Make no mistake about it. I’m angry and disappointed that President Obama laid down a “red line” and then went to great lengths not to make good on his word. The way he played at doing-by-not-doing without succeeding made me doubt this central theme of this blog. Saffiyah Khan restored my confidence that doing-by-not-doing works.
Make no mistake about it. Just because Trump has struck against Assad does not mean that he’s any more effective in stopping the suffering in Syria. His statements about working with Assad against ISIS and his praise of Putin emboldened Assad to use sarin gas on the people of Khan Sheikhoun, as much as anything President Obama did or did not do or say.
Make no mistake about it. Trump has no strategy. Without a strategy, his action of hitting Assad with 59 cruise missiles will carry about as much weight as the “red line.” Trump was effective, as he often is, in eliciting an emotional reaction. “Finally, we’re doing something to stop Assad!” We really didn’t.
Despite my philosophical belief in doing-by-not-doing, I am struggling with my underlying assumption that we should do something to stop evil men like Assad, or evil events like the Rwandan genocide. Actually there’s no question that “we” should. The problem is the other assumption that “we” includes our government and its military, and that “doing something” involves action by our government and its military.
In working through these assumptions I don’t intend to work myself into a state where I’ll march in the streets holding a sign saying “Hands off Syria!” That’s about as useful and morally correct as the people who said in 2001 that Americans brought September 11th on themselves.
I’m searching for a new frame or frames to avoid the trap that catches us into having to choose between approving cruise missiles or mindlessly alienating our fellow citizens with self-righteous posturing. I’m looking for a frame that incorporates Saffiyah Khan and the cop, a frame that translates to an international scale. In that pursuit I’ve been studying the story of how the Buddha stopped Angulimala from terrorizing the people of the kingdom of Kosala, and how we might use this story to frame our response to today’s dilemmas.
Angulimala fit all the characteristics of a terrorist. He was
brutal, bloody-handed, devoted to killing & slaying, showing no mercy to living beings. He turned villages into non-villages, towns into non-towns, settled countryside into unsettled countryside.
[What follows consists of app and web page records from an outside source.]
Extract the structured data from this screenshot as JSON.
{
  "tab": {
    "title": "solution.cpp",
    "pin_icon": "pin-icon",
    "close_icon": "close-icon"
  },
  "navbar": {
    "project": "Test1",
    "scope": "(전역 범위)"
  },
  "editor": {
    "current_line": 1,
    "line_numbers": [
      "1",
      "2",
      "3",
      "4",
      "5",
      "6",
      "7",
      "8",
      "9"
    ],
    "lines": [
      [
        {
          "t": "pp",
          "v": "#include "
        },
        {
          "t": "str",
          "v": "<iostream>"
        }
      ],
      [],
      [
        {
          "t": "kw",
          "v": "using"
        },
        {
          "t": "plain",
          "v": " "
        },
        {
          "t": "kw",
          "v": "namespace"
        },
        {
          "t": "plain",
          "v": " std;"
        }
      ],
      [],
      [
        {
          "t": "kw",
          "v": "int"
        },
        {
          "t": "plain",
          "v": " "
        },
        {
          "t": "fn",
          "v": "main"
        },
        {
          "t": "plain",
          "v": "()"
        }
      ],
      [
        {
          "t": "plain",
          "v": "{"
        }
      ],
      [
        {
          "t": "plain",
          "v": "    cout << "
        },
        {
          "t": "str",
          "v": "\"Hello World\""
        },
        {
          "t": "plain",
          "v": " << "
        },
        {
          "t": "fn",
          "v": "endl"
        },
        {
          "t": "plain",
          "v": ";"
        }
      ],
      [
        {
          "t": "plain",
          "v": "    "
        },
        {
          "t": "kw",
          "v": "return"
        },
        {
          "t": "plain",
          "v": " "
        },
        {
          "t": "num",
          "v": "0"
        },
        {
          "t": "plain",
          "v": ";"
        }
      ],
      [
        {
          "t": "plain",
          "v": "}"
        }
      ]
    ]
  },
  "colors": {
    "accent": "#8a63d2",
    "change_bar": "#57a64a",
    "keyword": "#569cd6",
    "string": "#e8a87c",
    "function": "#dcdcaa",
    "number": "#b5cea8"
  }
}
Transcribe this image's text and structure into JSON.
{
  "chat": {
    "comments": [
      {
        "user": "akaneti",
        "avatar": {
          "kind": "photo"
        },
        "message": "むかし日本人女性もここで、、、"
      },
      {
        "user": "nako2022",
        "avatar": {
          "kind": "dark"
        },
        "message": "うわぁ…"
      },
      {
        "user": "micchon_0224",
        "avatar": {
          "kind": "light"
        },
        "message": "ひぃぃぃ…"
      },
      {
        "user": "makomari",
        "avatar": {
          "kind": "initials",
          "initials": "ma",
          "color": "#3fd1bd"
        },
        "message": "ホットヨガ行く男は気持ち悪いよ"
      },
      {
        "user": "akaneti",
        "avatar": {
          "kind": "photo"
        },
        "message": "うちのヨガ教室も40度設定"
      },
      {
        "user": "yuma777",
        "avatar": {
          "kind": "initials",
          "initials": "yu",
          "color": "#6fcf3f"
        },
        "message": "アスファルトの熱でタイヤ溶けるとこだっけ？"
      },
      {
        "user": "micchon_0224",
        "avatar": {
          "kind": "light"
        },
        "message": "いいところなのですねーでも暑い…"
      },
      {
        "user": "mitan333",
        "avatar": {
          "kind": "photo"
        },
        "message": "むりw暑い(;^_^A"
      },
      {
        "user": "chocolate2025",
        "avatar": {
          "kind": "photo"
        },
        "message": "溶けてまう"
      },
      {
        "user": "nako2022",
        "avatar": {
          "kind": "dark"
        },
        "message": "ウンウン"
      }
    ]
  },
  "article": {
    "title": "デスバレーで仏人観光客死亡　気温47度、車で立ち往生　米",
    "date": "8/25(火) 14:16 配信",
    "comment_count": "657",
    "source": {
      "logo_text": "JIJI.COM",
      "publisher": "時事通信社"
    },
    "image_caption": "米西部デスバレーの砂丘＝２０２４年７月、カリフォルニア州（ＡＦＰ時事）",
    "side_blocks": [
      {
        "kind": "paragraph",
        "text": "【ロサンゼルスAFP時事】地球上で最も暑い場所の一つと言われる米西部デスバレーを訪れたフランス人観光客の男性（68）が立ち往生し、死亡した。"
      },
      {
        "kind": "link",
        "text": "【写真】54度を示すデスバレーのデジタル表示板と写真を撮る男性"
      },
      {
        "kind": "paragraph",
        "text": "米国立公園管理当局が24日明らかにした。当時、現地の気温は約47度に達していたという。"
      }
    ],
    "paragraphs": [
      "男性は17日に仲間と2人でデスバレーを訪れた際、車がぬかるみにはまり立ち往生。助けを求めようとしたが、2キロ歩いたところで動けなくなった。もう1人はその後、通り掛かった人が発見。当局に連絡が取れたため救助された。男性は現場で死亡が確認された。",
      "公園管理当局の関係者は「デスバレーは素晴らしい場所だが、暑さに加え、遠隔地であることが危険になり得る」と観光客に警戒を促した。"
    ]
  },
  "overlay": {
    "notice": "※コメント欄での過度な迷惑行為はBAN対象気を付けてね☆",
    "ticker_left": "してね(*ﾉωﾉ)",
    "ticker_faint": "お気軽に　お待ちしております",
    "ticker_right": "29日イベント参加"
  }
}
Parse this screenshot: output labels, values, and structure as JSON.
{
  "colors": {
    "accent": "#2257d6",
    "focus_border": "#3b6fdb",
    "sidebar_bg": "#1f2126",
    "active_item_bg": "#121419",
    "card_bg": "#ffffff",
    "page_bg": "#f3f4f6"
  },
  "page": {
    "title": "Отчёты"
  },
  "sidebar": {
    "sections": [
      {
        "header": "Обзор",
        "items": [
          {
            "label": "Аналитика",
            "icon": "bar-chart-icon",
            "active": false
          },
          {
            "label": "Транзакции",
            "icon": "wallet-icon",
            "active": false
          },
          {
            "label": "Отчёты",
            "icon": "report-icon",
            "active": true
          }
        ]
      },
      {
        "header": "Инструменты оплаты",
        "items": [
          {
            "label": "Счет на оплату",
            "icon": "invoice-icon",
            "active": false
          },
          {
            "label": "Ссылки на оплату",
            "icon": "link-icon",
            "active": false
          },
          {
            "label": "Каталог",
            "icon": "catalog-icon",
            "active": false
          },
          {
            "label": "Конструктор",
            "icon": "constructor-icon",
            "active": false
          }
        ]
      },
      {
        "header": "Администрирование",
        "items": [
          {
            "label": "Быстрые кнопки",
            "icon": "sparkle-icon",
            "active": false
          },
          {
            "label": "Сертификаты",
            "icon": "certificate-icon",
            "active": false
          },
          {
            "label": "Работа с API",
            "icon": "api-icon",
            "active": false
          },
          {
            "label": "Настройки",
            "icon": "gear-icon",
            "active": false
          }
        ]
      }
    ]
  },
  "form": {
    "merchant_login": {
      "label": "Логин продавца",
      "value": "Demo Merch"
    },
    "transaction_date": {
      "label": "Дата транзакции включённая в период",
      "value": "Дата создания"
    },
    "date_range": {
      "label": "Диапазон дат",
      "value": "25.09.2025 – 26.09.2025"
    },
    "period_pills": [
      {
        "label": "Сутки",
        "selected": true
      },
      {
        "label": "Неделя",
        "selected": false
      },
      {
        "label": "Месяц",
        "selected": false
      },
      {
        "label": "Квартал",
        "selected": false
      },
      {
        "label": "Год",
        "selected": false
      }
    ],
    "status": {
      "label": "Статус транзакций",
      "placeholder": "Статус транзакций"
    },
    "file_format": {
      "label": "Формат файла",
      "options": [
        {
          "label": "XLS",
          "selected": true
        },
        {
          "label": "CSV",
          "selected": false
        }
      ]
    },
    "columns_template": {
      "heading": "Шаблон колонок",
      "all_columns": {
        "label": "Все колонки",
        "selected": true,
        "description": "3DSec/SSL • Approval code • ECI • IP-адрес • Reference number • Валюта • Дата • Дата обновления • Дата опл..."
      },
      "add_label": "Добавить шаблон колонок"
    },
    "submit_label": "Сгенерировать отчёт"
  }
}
Having repeatedly killed human beings, he wore a garland (mala) made of fingers (anguli). Angulimala sutta
The sutta tells us how the Buddha stops this terrorist without using force. Given the superstitions of its day, the sutta implies that the Buddha used supernatural methods. It is just as easy to read the story as the Buddha’s distracting Angulimala; more than just distracting he made Angulimala question his whole mindset. With that opening the Buddha was able to help a decent human being emerge. Afterward King Pasenadi came with his army to hunt down and kill Angulimala. When the Buddha introduced his new monk, the king was amazed to see how the terrorist had been transformed. “… We could not tame him with force and weapons, yet the Blessed One has tamed him without force or weapons.” MN 86,13.
I don’t have that new framework worked out in practical detail yet, but I look at the examples of Saffiyah and the cop for confidence that we can find ways to change the Angulimalas of this day and age so that
Who once was heedless,
but later is not,
brightens the world
like the moon set free from a cloud.
His evil-done deed
is replaced with skillfulness:
he brightens the world
like the moon set free from a cloud.